Joseph McQuillan of St. Alphonsus Parish, Maple Glen, started his career in electrical contracting work before taking the F.B.I. test. “I didn’t think I’d qualify, but I did,” he said. An agent from 1966 to 1998, he began in investigative work in Mississippi and Detroit, covering the gamut – extortion, bank robberies, organized crime and kidnappings.
Then, because of his electrical background, he was transferred to the technical field – electronic surveillance, telephone taps and covert operations – rising to technical operations supervisor for the Philadelphia office. In a way, surveillance work was more dangerous. Because it was covert, the agents didn’t just have to be wary of aggressive criminals, they could be mistaken for a robber by security people and police, McQuillan noted.
Again, the great satisfaction was in “seeing results of your efforts. You’d testify and see the criminals go off to jail most of the time,” he said.
In retirement, McQuillan is an avid collector of F.B.I. memorabilia and F.B.I.-based toys, and exhibited part of this collection at the summer celebration.
Deborah Tooey, of St. Luke Parish, Glenside, was born into the F.B.I. Her father was an agent for 25 years. She worked at Bonwit Teller in her student days at Melrose Academy. Then her father talked her into taking the F.B.I. test.

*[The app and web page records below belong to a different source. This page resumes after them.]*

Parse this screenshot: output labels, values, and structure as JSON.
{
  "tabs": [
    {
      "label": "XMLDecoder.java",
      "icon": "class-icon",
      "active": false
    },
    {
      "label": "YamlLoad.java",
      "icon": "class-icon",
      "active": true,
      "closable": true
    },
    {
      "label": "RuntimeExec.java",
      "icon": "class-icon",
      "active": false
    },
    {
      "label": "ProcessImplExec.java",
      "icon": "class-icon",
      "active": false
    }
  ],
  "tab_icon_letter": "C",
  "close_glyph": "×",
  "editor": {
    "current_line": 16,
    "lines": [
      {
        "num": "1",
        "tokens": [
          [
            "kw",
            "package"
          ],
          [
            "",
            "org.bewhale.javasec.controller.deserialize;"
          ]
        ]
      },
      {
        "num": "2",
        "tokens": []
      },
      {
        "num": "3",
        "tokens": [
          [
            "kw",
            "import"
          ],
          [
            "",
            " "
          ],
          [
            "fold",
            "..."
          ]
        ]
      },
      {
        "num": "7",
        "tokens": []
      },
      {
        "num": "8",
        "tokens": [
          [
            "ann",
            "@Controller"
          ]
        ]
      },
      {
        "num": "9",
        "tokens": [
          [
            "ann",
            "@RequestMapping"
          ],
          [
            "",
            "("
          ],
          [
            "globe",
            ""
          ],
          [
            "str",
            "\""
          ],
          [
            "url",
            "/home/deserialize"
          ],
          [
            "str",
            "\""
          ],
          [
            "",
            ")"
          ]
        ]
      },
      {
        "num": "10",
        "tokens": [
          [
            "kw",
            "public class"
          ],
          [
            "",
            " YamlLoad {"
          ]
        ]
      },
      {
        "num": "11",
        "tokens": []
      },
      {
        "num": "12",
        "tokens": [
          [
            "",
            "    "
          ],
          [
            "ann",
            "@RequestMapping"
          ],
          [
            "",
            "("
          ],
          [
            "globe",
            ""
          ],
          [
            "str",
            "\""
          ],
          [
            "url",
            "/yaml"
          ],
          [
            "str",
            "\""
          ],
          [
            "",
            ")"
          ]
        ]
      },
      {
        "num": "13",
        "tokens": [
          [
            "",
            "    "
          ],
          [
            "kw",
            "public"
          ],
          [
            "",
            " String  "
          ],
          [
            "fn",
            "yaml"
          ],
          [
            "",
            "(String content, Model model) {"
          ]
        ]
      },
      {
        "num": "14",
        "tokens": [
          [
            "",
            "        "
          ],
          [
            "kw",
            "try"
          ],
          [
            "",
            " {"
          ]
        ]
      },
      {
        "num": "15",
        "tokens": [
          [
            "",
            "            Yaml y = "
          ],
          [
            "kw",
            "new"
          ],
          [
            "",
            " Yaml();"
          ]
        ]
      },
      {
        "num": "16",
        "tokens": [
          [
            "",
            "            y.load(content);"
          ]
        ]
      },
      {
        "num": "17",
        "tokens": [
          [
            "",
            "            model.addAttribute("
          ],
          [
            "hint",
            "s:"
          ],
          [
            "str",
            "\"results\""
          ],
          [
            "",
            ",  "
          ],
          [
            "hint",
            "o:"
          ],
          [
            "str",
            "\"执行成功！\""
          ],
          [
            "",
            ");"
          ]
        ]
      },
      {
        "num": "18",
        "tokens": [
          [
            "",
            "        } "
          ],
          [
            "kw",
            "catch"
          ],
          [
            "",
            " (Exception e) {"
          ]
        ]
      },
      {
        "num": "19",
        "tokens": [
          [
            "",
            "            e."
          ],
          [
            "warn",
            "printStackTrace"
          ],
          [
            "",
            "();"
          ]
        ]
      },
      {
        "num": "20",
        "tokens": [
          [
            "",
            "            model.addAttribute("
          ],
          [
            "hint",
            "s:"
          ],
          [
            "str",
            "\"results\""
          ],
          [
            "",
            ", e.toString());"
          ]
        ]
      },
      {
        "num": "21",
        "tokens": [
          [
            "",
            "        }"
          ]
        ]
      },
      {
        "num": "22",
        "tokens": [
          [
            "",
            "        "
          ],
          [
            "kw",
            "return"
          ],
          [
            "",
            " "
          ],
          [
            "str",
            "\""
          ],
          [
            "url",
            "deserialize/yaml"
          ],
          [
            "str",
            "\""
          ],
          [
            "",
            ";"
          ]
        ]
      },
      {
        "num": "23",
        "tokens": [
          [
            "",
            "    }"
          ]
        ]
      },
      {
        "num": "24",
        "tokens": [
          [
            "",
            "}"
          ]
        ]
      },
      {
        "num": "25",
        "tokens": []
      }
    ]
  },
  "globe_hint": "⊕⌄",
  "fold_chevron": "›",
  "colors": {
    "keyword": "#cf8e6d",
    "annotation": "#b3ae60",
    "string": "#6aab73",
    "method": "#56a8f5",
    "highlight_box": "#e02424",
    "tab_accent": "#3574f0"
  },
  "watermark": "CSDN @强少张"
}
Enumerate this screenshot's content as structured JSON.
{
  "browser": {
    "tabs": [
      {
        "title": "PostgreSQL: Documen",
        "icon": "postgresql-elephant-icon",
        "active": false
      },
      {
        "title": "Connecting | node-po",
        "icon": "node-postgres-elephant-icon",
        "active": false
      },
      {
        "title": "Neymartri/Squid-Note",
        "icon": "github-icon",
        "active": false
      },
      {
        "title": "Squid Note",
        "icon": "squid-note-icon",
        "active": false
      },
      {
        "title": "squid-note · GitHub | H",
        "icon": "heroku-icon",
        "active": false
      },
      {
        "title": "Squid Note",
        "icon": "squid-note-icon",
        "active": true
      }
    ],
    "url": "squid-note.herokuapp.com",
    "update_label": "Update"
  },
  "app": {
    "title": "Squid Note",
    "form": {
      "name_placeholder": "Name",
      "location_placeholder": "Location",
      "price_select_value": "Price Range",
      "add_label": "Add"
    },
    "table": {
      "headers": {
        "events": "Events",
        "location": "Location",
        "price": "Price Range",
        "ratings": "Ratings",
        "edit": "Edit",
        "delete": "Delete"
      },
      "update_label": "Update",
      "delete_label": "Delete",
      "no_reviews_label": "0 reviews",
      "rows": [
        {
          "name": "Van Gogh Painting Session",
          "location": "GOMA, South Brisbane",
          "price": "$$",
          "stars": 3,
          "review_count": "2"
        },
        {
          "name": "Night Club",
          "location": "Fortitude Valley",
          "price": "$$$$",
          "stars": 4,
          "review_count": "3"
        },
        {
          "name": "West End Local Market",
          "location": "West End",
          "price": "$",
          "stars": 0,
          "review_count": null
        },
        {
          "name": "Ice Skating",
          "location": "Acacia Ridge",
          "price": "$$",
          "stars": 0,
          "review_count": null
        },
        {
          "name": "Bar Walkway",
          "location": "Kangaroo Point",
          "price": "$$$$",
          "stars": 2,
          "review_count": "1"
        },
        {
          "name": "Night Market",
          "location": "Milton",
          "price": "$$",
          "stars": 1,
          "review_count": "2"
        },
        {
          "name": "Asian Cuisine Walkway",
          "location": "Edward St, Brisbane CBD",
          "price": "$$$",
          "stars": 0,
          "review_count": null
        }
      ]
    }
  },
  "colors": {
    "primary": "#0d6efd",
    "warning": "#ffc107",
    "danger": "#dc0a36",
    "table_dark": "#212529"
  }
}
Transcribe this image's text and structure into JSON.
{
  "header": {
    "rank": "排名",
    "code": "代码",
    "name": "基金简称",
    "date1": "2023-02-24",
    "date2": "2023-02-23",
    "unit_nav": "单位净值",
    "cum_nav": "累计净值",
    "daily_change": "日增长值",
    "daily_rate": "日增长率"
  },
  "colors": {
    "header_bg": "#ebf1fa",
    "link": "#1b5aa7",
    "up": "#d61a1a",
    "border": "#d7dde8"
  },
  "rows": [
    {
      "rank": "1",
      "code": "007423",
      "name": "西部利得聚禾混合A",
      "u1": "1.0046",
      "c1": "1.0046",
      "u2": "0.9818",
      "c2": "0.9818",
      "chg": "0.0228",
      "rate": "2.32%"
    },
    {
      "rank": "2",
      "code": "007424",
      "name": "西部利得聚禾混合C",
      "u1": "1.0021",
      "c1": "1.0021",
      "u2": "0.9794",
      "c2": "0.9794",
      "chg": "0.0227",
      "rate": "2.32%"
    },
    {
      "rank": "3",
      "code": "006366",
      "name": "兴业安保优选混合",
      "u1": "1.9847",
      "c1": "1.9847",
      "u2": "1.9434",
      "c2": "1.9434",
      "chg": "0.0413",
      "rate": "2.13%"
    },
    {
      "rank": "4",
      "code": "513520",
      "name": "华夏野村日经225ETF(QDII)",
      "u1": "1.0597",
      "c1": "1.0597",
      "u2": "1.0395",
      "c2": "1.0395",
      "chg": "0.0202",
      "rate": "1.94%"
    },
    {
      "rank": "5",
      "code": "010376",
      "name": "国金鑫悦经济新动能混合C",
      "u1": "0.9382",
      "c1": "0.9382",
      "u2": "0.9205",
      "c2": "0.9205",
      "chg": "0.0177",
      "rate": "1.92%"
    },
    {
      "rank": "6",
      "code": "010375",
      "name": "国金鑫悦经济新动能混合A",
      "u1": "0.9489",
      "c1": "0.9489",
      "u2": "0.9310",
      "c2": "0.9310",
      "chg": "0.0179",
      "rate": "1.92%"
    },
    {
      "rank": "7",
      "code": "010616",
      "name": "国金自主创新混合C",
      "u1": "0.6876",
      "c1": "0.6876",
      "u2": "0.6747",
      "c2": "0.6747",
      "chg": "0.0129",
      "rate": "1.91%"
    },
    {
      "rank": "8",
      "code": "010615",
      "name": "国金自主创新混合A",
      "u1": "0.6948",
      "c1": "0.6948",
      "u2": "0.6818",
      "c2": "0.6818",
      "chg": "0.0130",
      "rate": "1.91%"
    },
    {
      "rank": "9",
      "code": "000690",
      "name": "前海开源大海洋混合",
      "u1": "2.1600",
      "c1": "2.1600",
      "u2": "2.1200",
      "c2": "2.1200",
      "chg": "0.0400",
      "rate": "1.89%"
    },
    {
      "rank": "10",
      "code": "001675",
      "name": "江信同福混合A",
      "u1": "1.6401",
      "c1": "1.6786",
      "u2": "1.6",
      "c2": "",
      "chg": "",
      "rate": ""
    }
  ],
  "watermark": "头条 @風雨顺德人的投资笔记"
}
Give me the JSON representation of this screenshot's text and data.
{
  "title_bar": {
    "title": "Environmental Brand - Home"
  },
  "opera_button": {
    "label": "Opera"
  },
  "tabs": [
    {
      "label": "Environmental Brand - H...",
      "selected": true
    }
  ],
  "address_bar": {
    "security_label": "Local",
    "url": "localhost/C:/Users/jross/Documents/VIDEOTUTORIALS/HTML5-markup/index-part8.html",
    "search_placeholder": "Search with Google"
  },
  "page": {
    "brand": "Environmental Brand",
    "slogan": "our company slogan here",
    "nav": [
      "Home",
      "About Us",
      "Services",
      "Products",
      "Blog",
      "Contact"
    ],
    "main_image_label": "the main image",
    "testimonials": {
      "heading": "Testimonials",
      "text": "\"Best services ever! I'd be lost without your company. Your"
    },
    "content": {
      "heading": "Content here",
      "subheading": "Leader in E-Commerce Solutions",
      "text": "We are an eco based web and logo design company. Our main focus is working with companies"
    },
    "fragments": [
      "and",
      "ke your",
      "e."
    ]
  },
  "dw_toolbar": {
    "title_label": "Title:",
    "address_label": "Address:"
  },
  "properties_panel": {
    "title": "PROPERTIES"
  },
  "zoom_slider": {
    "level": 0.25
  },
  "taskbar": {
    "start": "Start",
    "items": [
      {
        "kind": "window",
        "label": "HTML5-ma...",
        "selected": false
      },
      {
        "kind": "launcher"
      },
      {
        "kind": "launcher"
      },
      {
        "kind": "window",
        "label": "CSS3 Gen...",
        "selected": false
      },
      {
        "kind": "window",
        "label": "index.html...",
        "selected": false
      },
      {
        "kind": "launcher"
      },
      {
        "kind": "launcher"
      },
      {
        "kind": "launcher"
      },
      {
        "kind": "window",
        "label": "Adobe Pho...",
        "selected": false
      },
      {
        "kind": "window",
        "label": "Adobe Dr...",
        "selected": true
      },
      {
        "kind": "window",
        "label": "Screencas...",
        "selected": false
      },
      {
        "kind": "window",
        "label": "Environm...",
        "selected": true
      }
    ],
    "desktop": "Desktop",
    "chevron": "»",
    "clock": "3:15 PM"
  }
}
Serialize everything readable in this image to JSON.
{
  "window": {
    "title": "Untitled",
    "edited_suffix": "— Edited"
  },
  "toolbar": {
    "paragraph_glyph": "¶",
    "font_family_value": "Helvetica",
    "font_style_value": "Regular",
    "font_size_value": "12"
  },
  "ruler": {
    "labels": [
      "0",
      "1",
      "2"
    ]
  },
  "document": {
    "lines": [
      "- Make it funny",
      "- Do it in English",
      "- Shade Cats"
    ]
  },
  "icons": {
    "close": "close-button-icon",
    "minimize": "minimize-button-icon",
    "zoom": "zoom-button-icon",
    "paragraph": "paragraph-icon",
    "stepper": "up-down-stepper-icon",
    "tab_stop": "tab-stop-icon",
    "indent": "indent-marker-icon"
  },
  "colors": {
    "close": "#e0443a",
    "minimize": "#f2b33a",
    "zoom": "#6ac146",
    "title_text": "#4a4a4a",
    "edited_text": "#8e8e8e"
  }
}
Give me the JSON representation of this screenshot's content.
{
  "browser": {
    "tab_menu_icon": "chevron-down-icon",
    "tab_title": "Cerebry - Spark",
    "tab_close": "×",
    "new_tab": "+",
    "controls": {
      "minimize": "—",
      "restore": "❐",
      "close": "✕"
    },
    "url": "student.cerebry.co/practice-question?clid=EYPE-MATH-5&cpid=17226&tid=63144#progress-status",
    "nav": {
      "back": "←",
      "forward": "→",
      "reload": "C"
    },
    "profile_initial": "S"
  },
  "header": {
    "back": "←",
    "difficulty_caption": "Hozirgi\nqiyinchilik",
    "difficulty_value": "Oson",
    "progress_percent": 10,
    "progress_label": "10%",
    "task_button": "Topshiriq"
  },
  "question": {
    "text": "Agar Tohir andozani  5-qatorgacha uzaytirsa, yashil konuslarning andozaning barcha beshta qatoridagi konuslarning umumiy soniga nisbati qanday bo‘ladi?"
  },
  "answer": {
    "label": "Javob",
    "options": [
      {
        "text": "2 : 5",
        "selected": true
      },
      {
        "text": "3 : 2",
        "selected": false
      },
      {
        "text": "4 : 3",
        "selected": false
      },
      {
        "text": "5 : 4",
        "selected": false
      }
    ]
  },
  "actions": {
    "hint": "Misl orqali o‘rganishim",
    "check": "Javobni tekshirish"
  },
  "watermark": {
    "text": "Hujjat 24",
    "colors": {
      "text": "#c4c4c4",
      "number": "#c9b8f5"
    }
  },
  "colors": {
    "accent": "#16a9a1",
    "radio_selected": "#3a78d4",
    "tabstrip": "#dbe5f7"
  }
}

She started in 1959 and stayed 37 years. Back then women could not be agents so she began in a clerical position, went on to be a radio operator and finally an investigative assistant doing background checks. Her work involved “bank robberies, extortion, kidnapping; it was all very interesting,” she said. “I enjoyed it immensely, it was a wonderful job. I think it’s changed now. Its come a long way with computers and other things,” she said.
After her retirement, Tooey devoted her time to the sick elderly, including her own mother. She never entered formal employment again. The F.B.I. was enough for a lifetime. “It was a wonderful place and I’ve met all my friends from there. I would recommend it to anyone,” she said.
Lou Baldwin is a member of St. Leo Parish and a freelance writer.